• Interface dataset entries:
= = =
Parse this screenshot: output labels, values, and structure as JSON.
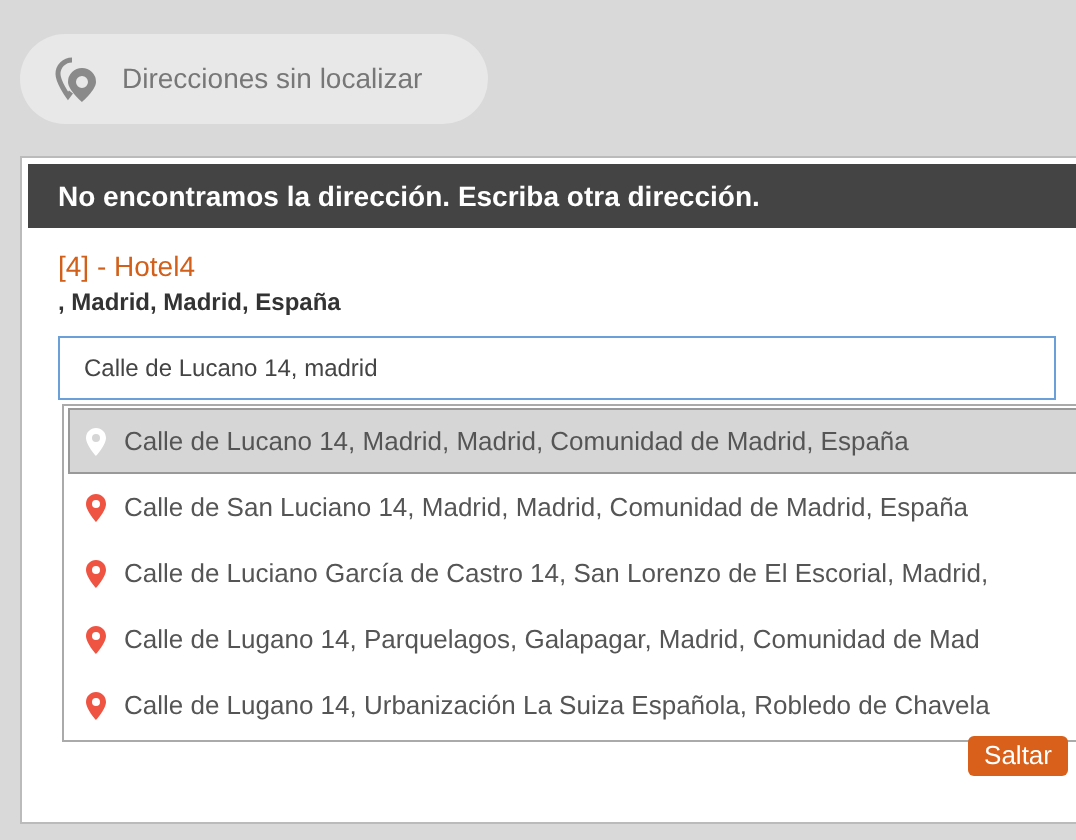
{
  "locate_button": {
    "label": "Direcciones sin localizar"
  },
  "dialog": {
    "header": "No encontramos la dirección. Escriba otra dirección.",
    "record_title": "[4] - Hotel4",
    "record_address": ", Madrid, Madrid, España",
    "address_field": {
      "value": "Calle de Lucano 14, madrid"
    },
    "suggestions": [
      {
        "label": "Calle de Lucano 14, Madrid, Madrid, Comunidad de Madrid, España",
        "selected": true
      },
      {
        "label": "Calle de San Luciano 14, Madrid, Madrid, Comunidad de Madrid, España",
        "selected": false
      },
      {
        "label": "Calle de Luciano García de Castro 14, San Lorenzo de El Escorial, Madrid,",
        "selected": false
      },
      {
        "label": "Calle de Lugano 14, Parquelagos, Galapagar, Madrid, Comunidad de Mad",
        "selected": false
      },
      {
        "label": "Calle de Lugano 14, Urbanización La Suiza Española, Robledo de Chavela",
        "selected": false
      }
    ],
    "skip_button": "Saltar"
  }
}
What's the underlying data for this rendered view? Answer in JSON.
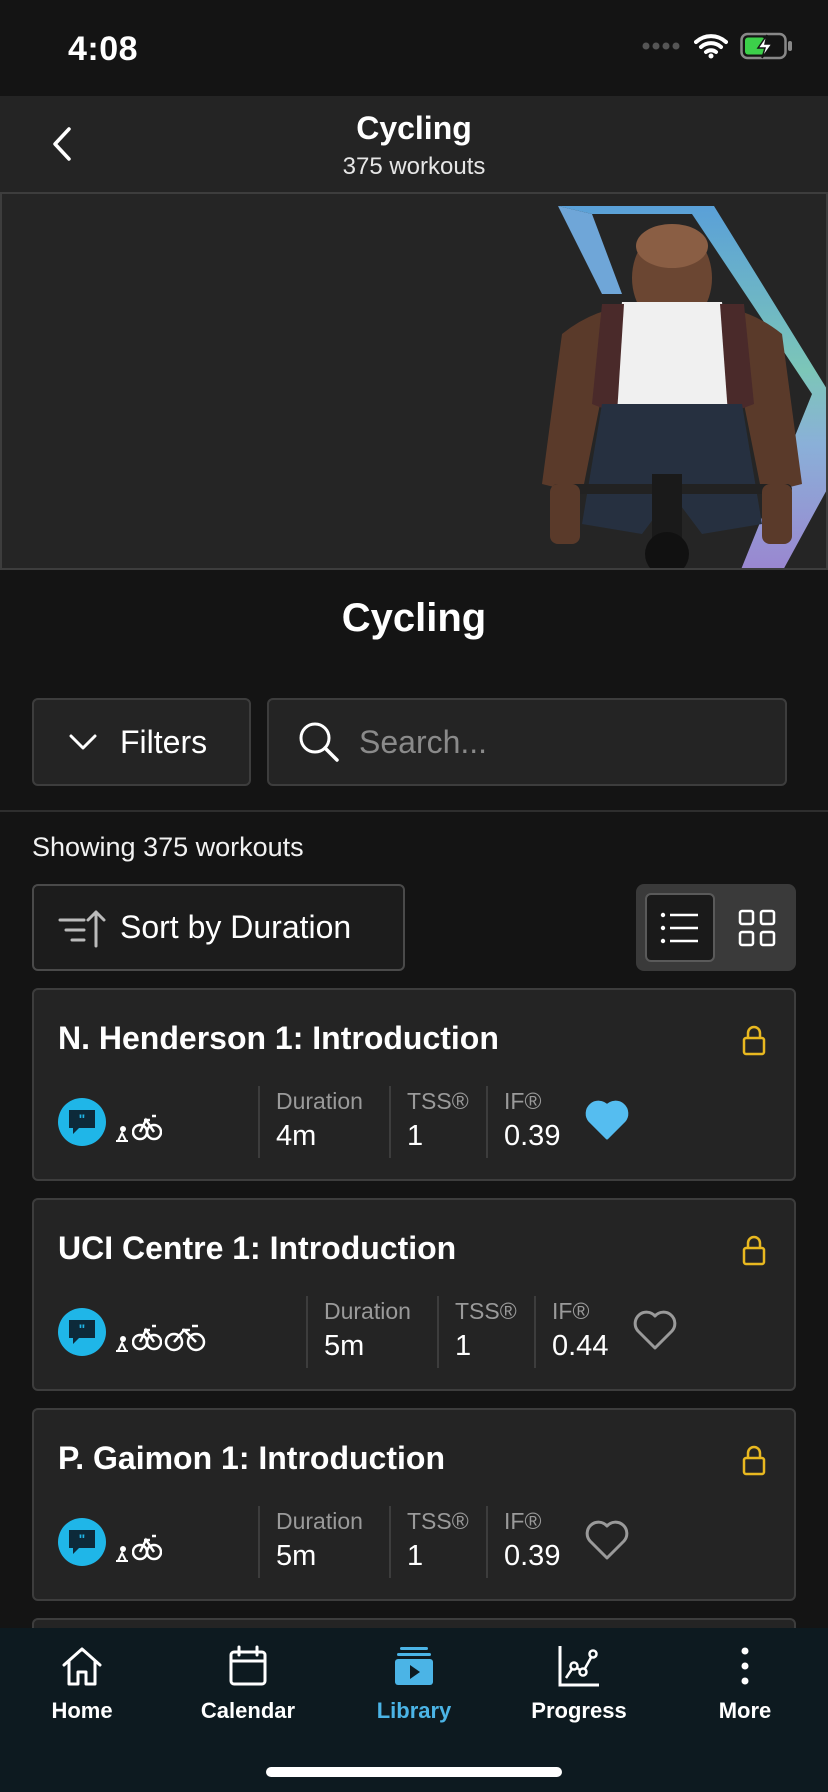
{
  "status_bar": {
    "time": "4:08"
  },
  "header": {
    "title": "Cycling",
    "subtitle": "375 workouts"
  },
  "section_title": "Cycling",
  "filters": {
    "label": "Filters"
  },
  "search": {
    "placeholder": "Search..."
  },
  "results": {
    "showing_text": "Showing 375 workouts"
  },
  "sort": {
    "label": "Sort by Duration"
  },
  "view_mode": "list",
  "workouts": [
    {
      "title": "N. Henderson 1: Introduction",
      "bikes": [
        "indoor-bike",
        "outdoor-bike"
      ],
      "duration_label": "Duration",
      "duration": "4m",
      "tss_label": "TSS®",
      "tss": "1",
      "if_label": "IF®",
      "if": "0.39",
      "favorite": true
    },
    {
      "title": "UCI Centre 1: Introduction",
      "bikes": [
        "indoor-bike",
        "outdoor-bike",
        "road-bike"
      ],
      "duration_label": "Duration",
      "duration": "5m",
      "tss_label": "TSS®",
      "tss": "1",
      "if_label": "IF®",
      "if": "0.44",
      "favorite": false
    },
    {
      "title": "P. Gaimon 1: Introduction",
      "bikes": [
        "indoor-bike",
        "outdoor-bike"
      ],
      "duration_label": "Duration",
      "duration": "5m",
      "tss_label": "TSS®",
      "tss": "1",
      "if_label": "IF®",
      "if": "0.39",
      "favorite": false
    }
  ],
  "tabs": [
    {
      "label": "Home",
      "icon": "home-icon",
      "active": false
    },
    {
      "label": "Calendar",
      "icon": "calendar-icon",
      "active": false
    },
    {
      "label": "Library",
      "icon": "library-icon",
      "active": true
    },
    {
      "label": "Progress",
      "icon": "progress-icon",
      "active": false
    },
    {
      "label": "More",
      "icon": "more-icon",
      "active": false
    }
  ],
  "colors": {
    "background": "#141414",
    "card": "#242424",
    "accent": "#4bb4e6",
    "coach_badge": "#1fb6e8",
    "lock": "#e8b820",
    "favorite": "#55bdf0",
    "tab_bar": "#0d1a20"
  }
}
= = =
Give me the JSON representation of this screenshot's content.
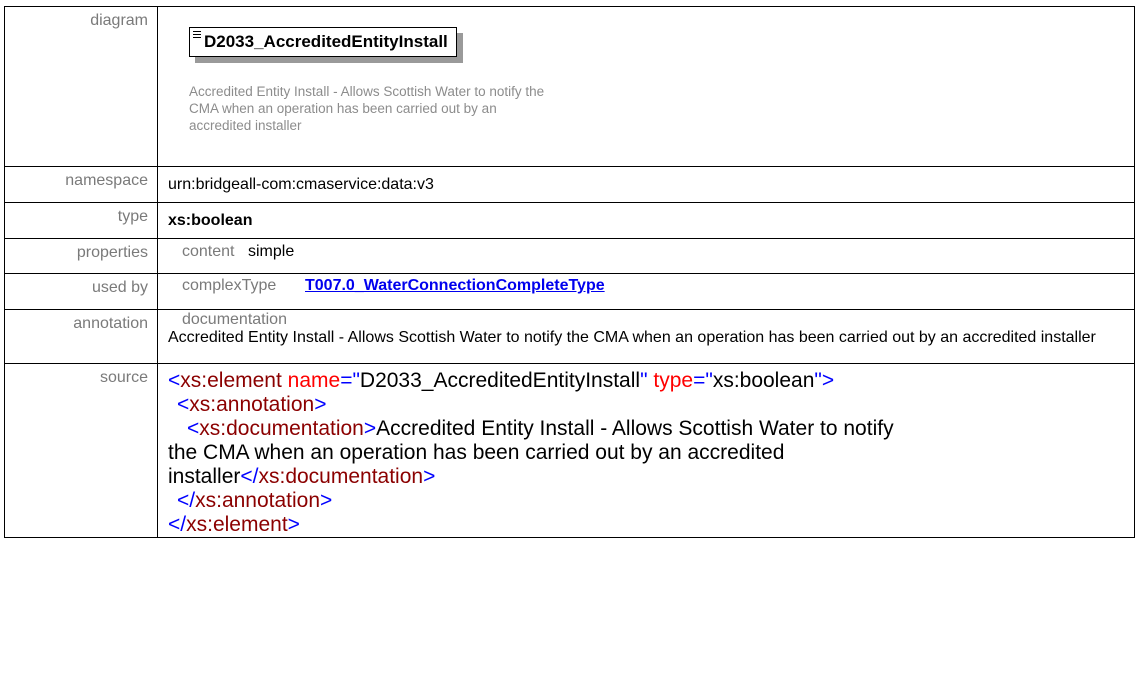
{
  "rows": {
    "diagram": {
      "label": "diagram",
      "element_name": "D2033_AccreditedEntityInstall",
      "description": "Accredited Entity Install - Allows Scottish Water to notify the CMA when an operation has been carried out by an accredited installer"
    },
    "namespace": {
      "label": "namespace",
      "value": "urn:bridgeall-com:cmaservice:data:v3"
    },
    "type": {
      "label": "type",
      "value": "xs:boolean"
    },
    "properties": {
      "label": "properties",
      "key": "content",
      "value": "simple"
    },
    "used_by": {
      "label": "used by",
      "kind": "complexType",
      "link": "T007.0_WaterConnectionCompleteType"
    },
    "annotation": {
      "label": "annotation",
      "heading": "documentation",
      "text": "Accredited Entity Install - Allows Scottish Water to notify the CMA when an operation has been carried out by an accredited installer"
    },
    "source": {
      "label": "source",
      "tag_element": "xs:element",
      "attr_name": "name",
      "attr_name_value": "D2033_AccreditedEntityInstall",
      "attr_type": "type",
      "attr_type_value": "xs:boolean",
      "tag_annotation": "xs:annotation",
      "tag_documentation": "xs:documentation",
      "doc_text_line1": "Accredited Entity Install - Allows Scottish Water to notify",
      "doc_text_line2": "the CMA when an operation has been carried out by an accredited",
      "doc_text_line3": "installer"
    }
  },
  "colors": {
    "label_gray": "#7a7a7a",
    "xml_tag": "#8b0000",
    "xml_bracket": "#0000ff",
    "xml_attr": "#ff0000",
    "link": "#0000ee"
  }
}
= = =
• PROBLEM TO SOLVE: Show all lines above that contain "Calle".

• ANSWER AREA:
      "value": "Calle de Lucano 14, madrid"
        "label": "Calle de Lucano 14, Madrid, Madrid, Comunidad de Madrid, España",
        "label": "Calle de San Luciano 14, Madrid, Madrid, Comunidad de Madrid, España",
        "label": "Calle de Luciano García de Castro 14, San Lorenzo de El Escorial, Madrid,",
        "label": "Calle de Lugano 14, Parquelagos, Galapagar, Madrid, Comunidad de Mad",
        "label": "Calle de Lugano 14, Urbanización La Suiza Española, Robledo de Chavela",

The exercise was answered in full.